The FBI is continuing to probe whether Clinton breached US security laws when she was Secretary of State in Barack Obama’s first administration by sending official emails from a home computer.
If charges are laid against Clinton before November, Trump might just stroll into power.
Turnout may not equal votes
A popular theory is that Trump may clinch the presidency by convincing more Americans to vote, but public opinion polls contradict this argument.
Because voting is not compulsory in the US, voter turnout is crucial. Republicans hope the higher voter turnouts in their state primaries compared to the Democratic race will feed into electoral advantage in November.

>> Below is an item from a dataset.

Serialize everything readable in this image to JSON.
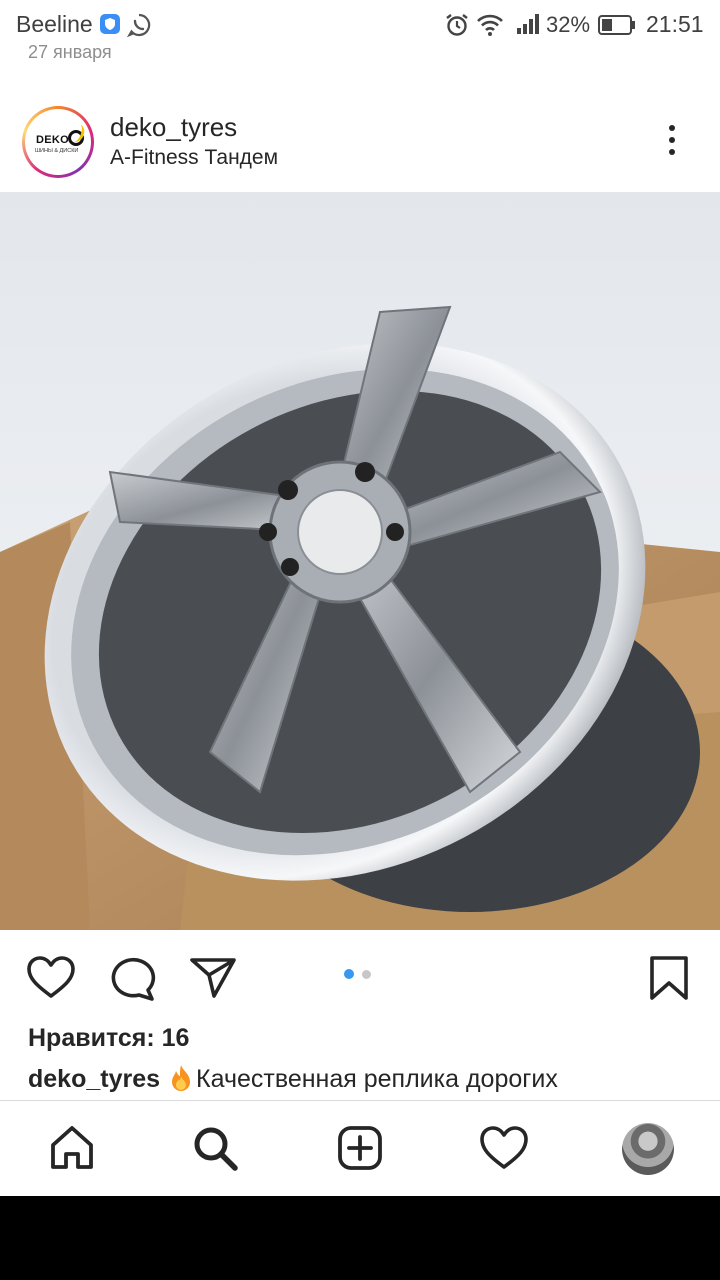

Clinton, who is also on the cusp of defeating party rival Bernie Sanders, has done little to inspire Democrats on the hustings. This is reflected in the declining numbers of party members voting in this year’s nomination race. By contrast, Trump has mobilised millions of voters who previously had not even contemplated voting in the primaries.
But most polls indicate Clinton would comfortably beat Trump in November.
According to US election website realclearpolitics.com, she leads Trump by 46.7 per cent to 40.5 per cent in a head-to-head general election. This is an average for 28 national polls (conducted by Fox News, CNN and others) taken since January this year.
Clinton’s lead is slightly higher for polls taken since the start of April, including a Wall St Journal survey taken on April 28, which had her ahead by 11 percentage points at 50 per cent to 39 per cent.
She also leads in the four key swing states of Florida, Ohio, Minnesota and Virginia, which usually predict the final result.